If that’s the case, the women and children may benefit from staying at the Tulalip Safe House which houses between seventeen to twenty people at a time. The Safe House, as well as the Legacy of Healing, are safety zones, meaning that anyone whose been charged with domestic violence or sexual assault cannot enter the boundaries of that area. While at the Safe House, the survivors work with Safe House Coordinator Elizabeth Plowman, to work through their traumatic experience and prepare for the next chapter in their life.

“When you’re leaving a DV relationship you’re not leaving with access to the bank account or a car,” says Leora. “A lot of the women who come in don’t have prior job experience, they’ve been the stay at home mom. They work with Elizabeth and are able to get on TANF. Even clients who are no longer in the Safe House, still have access to that case management and advocacy from Elizabeth.”

A number of departments showed up in support of Legacy’s open house, including the Tulalip Bay Fire Department, Tulalip Community Health Department, Karen I. Fryberg Health Clinic and the Tulalip Police Department. 

“I stopped by to see the resources they have,” states TPD Officer, Haison Doung. “The more resources we have, we can use while on duty and this is another great addition. The Legacy of Healing, the Safe House and the Child Advocacy Center do so much good for the community. To be able to show support is important because they give the victims all of these resources and that is important for healing.”

The Legacy of Healing has played an active role in this year’s Tulalip Unity Month and hosted a presentation, informing the youth about domestic violence. The department will continue making appearances throughout the community for the remainder of the month, helping spread awareness and education about domestic violence, stalking, sexual assault and trafficking.

“I hope that people take away that we’re friendly because domestic violence and sexual assault is not something that people want to openly talk about,” says Tiffany. “I hope that they can come in and feel comfortable and see that we’re not scary or judgmental, we’re just women who want to hold their hand and walk with them through this journey.
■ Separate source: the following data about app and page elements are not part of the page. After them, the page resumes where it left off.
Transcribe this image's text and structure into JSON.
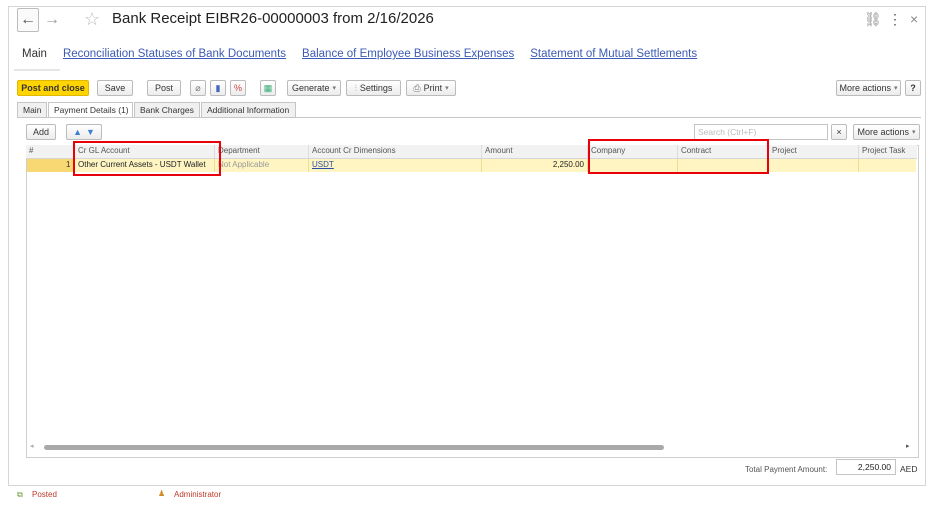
{
  "window": {
    "title": "Bank Receipt EIBR26-00000003 from 2/16/2026",
    "back_icon": "←",
    "forward_icon": "→",
    "star_icon": "☆",
    "link_icon": "⛓",
    "more_icon": "⋮",
    "close_icon": "×"
  },
  "sections": {
    "active": "Main",
    "links": [
      "Reconciliation Statuses of Bank Documents",
      "Balance of Employee Business Expenses",
      "Statement of Mutual Settlements"
    ]
  },
  "toolbar": {
    "post_close": "Post and close",
    "save": "Save",
    "post": "Post",
    "generate": "Generate",
    "settings": "Settings",
    "print": "Print",
    "more_actions": "More actions",
    "help": "?"
  },
  "tabs": [
    "Main",
    "Payment Details (1)",
    "Bank Charges",
    "Additional Information"
  ],
  "grid_toolbar": {
    "add": "Add",
    "search_placeholder": "Search (Ctrl+F)",
    "clear": "×",
    "more_actions": "More actions"
  },
  "table": {
    "columns": [
      "#",
      "Cr GL Account",
      "Department",
      "Account Cr Dimensions",
      "Amount",
      "Company",
      "Contract",
      "Project",
      "Project Task"
    ],
    "rows": [
      [
        "1",
        "Other Current Assets - USDT Wallet",
        "Not Applicable",
        "USDT",
        "2,250.00",
        "",
        "",
        "",
        ""
      ]
    ]
  },
  "totals": {
    "label": "Total Payment Amount:",
    "value": "2,250.00",
    "currency": "AED"
  },
  "status": {
    "posted": "Posted",
    "user": "Administrator"
  }
}
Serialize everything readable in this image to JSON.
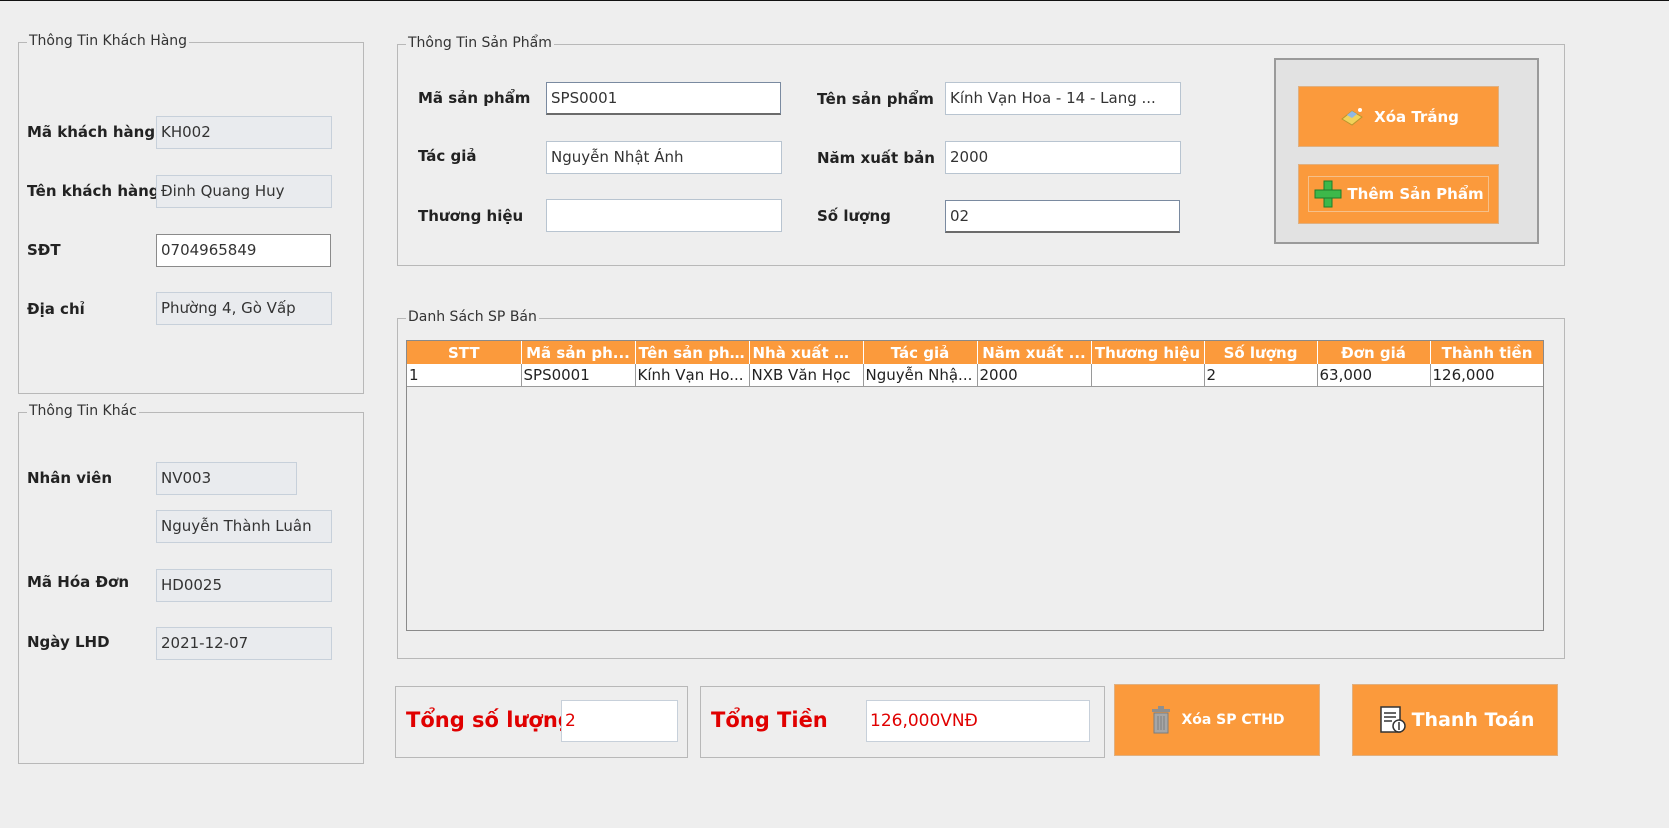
{
  "customer": {
    "legend": "Thông Tin Khách Hàng",
    "code_label": "Mã khách hàng",
    "code_value": "KH002",
    "name_label": "Tên khách hàng",
    "name_value": "Đinh Quang Huy",
    "phone_label": "SĐT",
    "phone_value": "0704965849",
    "address_label": "Địa chỉ",
    "address_value": "Phường 4, Gò Vấp"
  },
  "other": {
    "legend": "Thông Tin Khác",
    "staff_label": "Nhân viên",
    "staff_code": "NV003",
    "staff_name": "Nguyễn Thành Luân",
    "invoice_label": "Mã Hóa Đơn",
    "invoice_value": "HD0025",
    "date_label": "Ngày LHD",
    "date_value": "2021-12-07"
  },
  "product": {
    "legend": "Thông Tin Sản Phẩm",
    "code_label": "Mã sản phẩm",
    "code_value": "SPS0001",
    "name_label": "Tên sản phẩm",
    "name_value": "Kính Vạn Hoa - 14 - Lang ...",
    "author_label": "Tác giả",
    "author_value": "Nguyễn Nhật Ánh",
    "year_label": "Năm xuất bản",
    "year_value": "2000",
    "brand_label": "Thương hiệu",
    "brand_value": "",
    "qty_label": "Số lượng",
    "qty_value": "02"
  },
  "actions": {
    "clear_label": "Xóa Trắng",
    "add_label": "Thêm Sản Phẩm",
    "delete_label": "Xóa SP CTHD",
    "pay_label": "Thanh Toán"
  },
  "list": {
    "legend": "Danh Sách SP Bán",
    "columns": [
      "STT",
      "Mã sản ph...",
      "Tên sản ph...",
      "Nhà xuất b...",
      "Tác giả",
      "Năm xuất ...",
      "Thương hiệu",
      "Số lượng",
      "Đơn giá",
      "Thành tiền"
    ],
    "rows": [
      [
        "1",
        "SPS0001",
        "Kính Vạn Ho...",
        "NXB Văn Học",
        "Nguyễn Nhậ...",
        "2000",
        "",
        "2",
        "63,000",
        "126,000"
      ]
    ]
  },
  "totals": {
    "qty_label": "Tổng số lượng",
    "qty_value": "2",
    "money_label": "Tổng Tiền",
    "money_value": "126,000VNĐ"
  },
  "colors": {
    "accent": "#fb9a3c",
    "total_text": "#e00000",
    "background": "#eeeeee"
  }
}
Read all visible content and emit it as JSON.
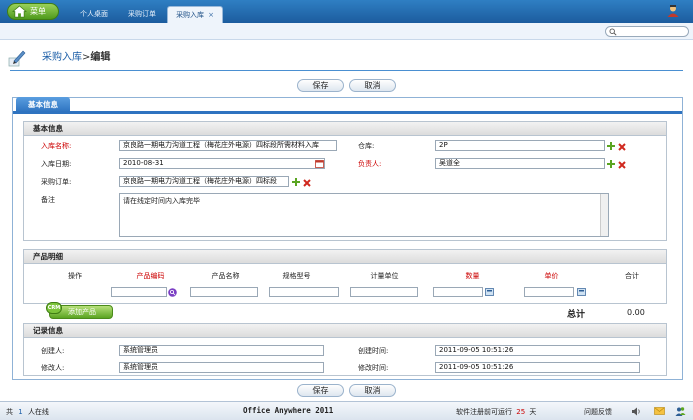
{
  "topbar": {
    "menu_label": "菜单",
    "tabs": [
      {
        "label": "个人桌面"
      },
      {
        "label": "采购订单"
      },
      {
        "label": "采购入库",
        "close": "×"
      }
    ]
  },
  "page": {
    "title": "采购入库",
    "separator": ">",
    "subtitle": "编辑"
  },
  "actions": {
    "save": "保存",
    "cancel": "取消"
  },
  "panel_tab": "基本信息",
  "basic": {
    "heading": "基本信息",
    "name_label": "入库名称:",
    "name_value": "京良路一期电力沟道工程（梅花庄外电源）四标段所需材料入库",
    "warehouse_label": "仓库:",
    "warehouse_value": "2P",
    "date_label": "入库日期:",
    "date_value": "2010-08-31",
    "owner_label": "负责人:",
    "owner_value": "吴道全",
    "order_label": "采购订单:",
    "order_value": "京良路一期电力沟道工程（梅花庄外电源）四标段",
    "remark_label": "备注",
    "remark_value": "请在线定时间内入库完毕"
  },
  "products": {
    "heading": "产品明细",
    "columns": [
      "操作",
      "产品编码",
      "产品名称",
      "规格型号",
      "计量单位",
      "数量",
      "单价",
      "合计"
    ],
    "add_button": "添加产品",
    "badge": "CRM",
    "total_label": "总计",
    "total_value": "0.00"
  },
  "record": {
    "heading": "记录信息",
    "creator_label": "创建人:",
    "creator_value": "系统管理员",
    "created_label": "创建时间:",
    "created_value": "2011-09-05 10:51:26",
    "modifier_label": "修改人:",
    "modifier_value": "系统管理员",
    "modified_label": "修改时间:",
    "modified_value": "2011-09-05 10:51:26"
  },
  "footer": {
    "online_prefix": "共",
    "online_count": "1",
    "online_suffix": "人在线",
    "product": "Office Anywhere 2011",
    "license_prefix": "软件注册前可运行",
    "license_days": "25",
    "license_suffix": "天",
    "feedback": "问题反馈"
  },
  "colors": {
    "brand_blue": "#1c5c9e",
    "required_red": "#cc0000",
    "accent_green": "#5aa521"
  }
}
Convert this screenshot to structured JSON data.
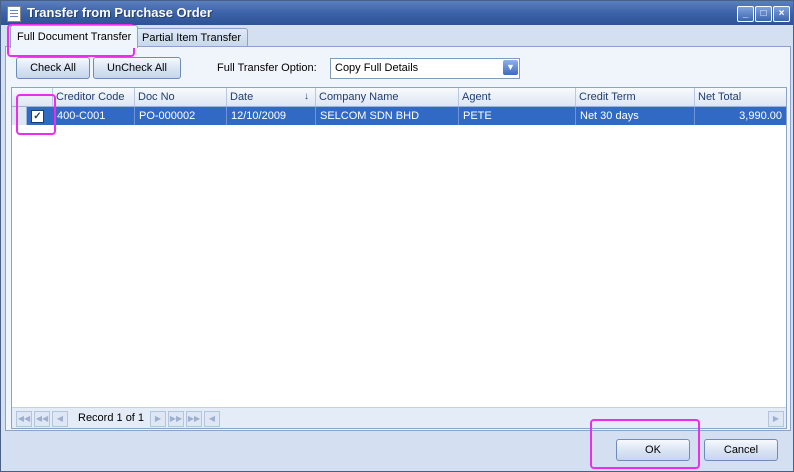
{
  "window": {
    "title": "Transfer from Purchase Order"
  },
  "tabs": [
    {
      "label": "Full Document Transfer",
      "active": true
    },
    {
      "label": "Partial Item Transfer",
      "active": false
    }
  ],
  "toolbar": {
    "check_all": "Check All",
    "uncheck_all": "UnCheck All",
    "option_label": "Full Transfer Option:",
    "option_value": "Copy Full Details"
  },
  "grid": {
    "columns": [
      "Creditor Code",
      "Doc No",
      "Date",
      "Company Name",
      "Agent",
      "Credit Term",
      "Net Total"
    ],
    "rows": [
      {
        "checked": true,
        "creditor_code": "400-C001",
        "doc_no": "PO-000002",
        "date": "12/10/2009",
        "company_name": "SELCOM SDN BHD",
        "agent": "PETE",
        "credit_term": "Net 30 days",
        "net_total": "3,990.00"
      }
    ],
    "record_text": "Record 1 of 1"
  },
  "footer": {
    "ok": "OK",
    "cancel": "Cancel"
  },
  "colors": {
    "selection": "#316ac5",
    "highlight": "#ee2cf0",
    "title_bar": "#3c62a8"
  }
}
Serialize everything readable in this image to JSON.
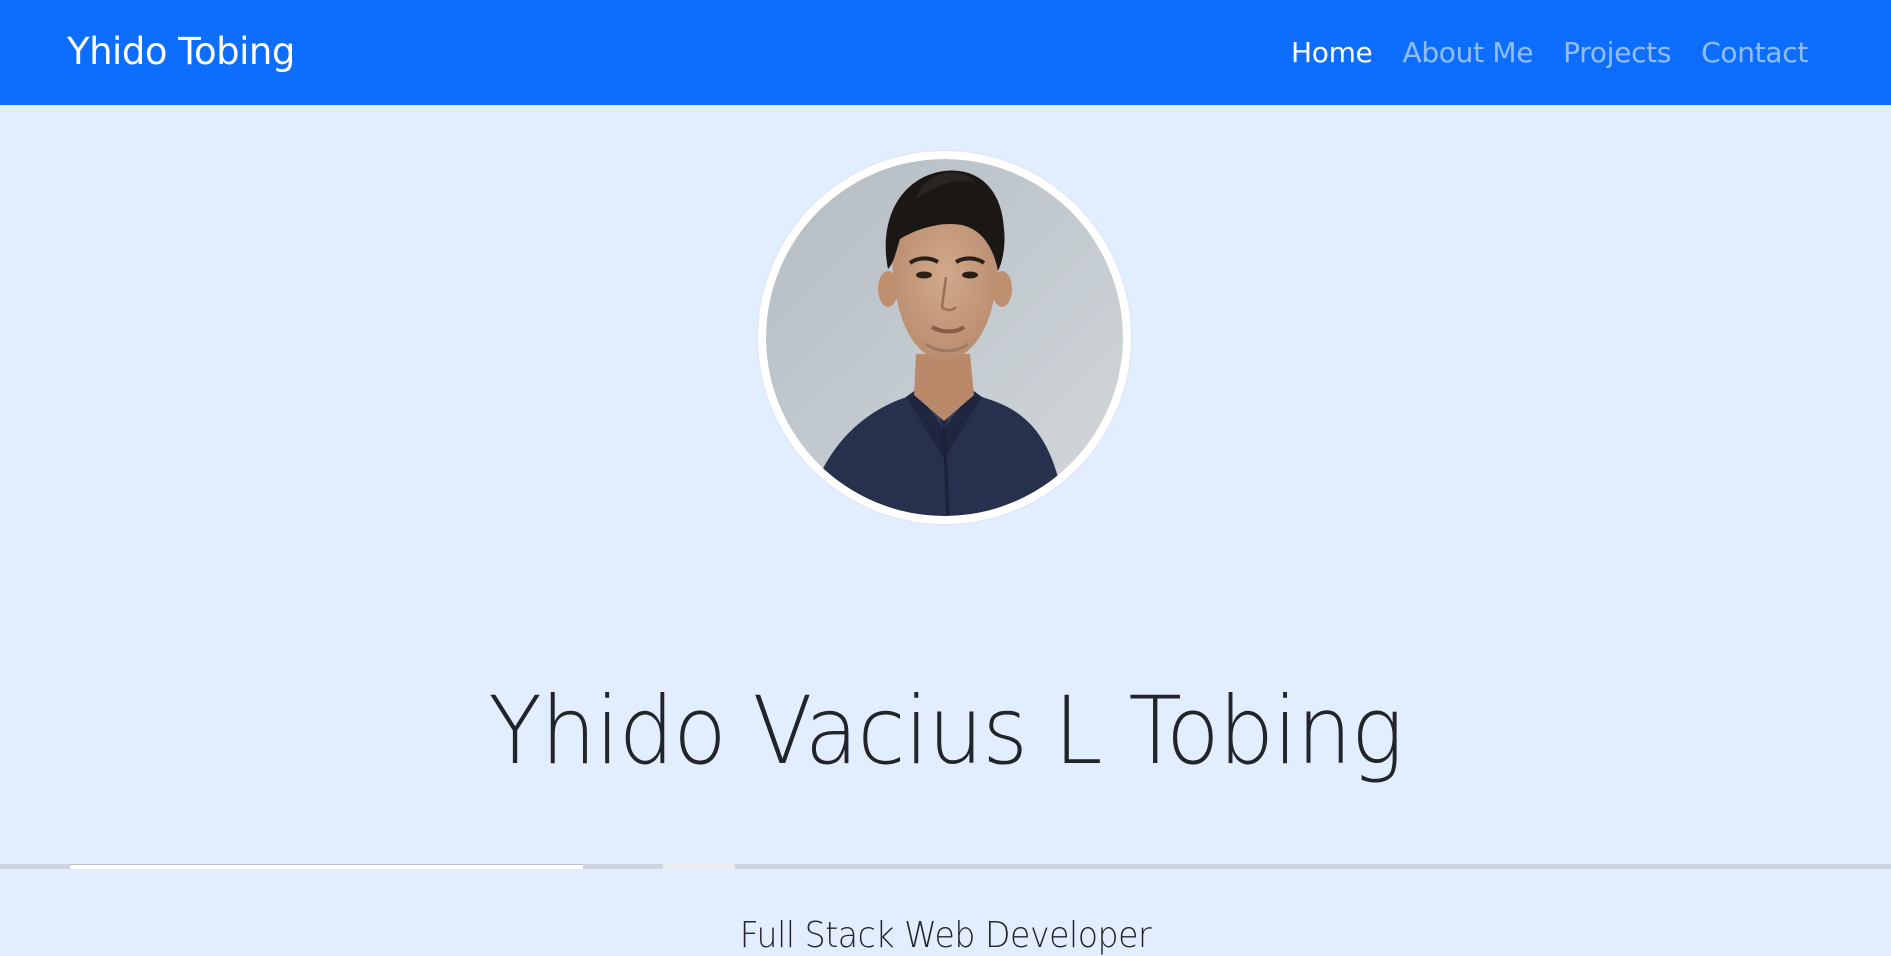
{
  "navbar": {
    "brand": "Yhido Tobing",
    "links": [
      {
        "label": "Home",
        "active": true
      },
      {
        "label": "About Me",
        "active": false
      },
      {
        "label": "Projects",
        "active": false
      },
      {
        "label": "Contact",
        "active": false
      }
    ],
    "bg_color": "#0d6efd"
  },
  "hero": {
    "name": "Yhido Vacius L Tobing",
    "role": "Full Stack Web Developer",
    "bg_color": "#e2edfe"
  }
}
Because most of us on our staff have been in a domestic violence relationship or are also survivors of sexual assault, we get it and we just want to be there for them.”

To help support the women and children of the Safe House, be sure to purchase a raffle ticket before the month ends. And for additional details, please contact the Legacy of Healing at (360) 716-4100.